* ACTION ITEM
Write out every entry below word for word, leaving nothing out.
........
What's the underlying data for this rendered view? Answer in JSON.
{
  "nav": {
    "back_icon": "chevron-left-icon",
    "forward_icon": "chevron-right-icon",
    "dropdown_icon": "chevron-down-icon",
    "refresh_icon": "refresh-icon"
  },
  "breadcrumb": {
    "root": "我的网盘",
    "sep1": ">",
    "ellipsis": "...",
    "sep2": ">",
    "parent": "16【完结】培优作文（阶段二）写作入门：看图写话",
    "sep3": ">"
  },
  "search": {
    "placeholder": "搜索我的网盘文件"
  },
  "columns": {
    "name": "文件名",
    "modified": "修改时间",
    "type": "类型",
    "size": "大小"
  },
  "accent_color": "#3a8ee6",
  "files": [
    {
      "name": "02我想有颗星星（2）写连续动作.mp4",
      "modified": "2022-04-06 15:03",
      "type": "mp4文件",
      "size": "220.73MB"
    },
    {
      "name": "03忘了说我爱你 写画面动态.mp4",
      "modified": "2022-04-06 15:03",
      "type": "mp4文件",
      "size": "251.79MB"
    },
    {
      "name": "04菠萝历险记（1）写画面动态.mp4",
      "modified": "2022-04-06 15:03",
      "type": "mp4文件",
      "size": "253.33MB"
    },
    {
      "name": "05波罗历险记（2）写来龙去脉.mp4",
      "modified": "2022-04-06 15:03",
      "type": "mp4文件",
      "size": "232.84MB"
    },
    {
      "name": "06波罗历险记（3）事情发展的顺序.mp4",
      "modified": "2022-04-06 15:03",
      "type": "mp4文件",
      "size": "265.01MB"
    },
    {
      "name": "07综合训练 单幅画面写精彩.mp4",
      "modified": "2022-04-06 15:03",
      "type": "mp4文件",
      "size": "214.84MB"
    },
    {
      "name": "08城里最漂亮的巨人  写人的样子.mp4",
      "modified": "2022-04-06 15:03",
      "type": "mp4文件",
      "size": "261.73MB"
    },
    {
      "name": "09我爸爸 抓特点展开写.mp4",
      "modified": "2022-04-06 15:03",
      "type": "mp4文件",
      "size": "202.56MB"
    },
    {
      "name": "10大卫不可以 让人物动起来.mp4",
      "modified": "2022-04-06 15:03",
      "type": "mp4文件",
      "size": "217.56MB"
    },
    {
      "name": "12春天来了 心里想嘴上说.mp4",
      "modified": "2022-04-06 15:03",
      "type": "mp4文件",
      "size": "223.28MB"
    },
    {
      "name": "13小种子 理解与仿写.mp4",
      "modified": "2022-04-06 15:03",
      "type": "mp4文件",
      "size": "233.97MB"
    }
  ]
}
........
* RESPONSE TO THE EXERCISE
What's the underlying data for this rendered view? Answer in JSON.
{
  "nav": {
    "back_icon": "chevron-left-icon",
    "forward_icon": "chevron-right-icon",
    "dropdown_icon": "chevron-down-icon",
    "refresh_icon": "refresh-icon"
  },
  "breadcrumb": {
    "root": "我的网盘",
    "sep1": ">",
    "ellipsis": "...",
    "sep2": ">",
    "parent": "16【完结】培优作文（阶段二）写作入门：看图写话",
    "sep3": ">"
  },
  "search": {
    "placeholder": "搜索我的网盘文件"
  },
  "columns": {
    "name": "文件名",
    "modified": "修改时间",
    "type": "类型",
    "size": "大小"
  },
  "accent_color": "#3a8ee6",
  "files": [
    {
      "name": "02我想有颗星星（2）写连续动作.mp4",
      "modified": "2022-04-06 15:03",
      "type": "mp4文件",
      "size": "220.73MB"
    },
    {
      "name": "03忘了说我爱你 写画面动态.mp4",
      "modified": "2022-04-06 15:03",
      "type": "mp4文件",
      "size": "251.79MB"
    },
    {
      "name": "04菠萝历险记（1）写画面动态.mp4",
      "modified": "2022-04-06 15:03",
      "type": "mp4文件",
      "size": "253.33MB"
    },
    {
      "name": "05波罗历险记（2）写来龙去脉.mp4",
      "modified": "2022-04-06 15:03",
      "type": "mp4文件",
      "size": "232.84MB"
    },
    {
      "name": "06波罗历险记（3）事情发展的顺序.mp4",
      "modified": "2022-04-06 15:03",
      "type": "mp4文件",
      "size": "265.01MB"
    },
    {
      "name": "07综合训练 单幅画面写精彩.mp4",
      "modified": "2022-04-06 15:03",
      "type": "mp4文件",
      "size": "214.84MB"
    },
    {
      "name": "08城里最漂亮的巨人  写人的样子.mp4",
      "modified": "2022-04-06 15:03",
      "type": "mp4文件",
      "size": "261.73MB"
    },
    {
      "name": "09我爸爸 抓特点展开写.mp4",
      "modified": "2022-04-06 15:03",
      "type": "mp4文件",
      "size": "202.56MB"
    },
    {
      "name": "10大卫不可以 让人物动起来.mp4",
      "modified": "2022-04-06 15:03",
      "type": "mp4文件",
      "size": "217.56MB"
    },
    {
      "name": "12春天来了 心里想嘴上说.mp4",
      "modified": "2022-04-06 15:03",
      "type": "mp4文件",
      "size": "223.28MB"
    },
    {
      "name": "13小种子 理解与仿写.mp4",
      "modified": "2022-04-06 15:03",
      "type": "mp4文件",
      "size": "233.97MB"
    }
  ]
}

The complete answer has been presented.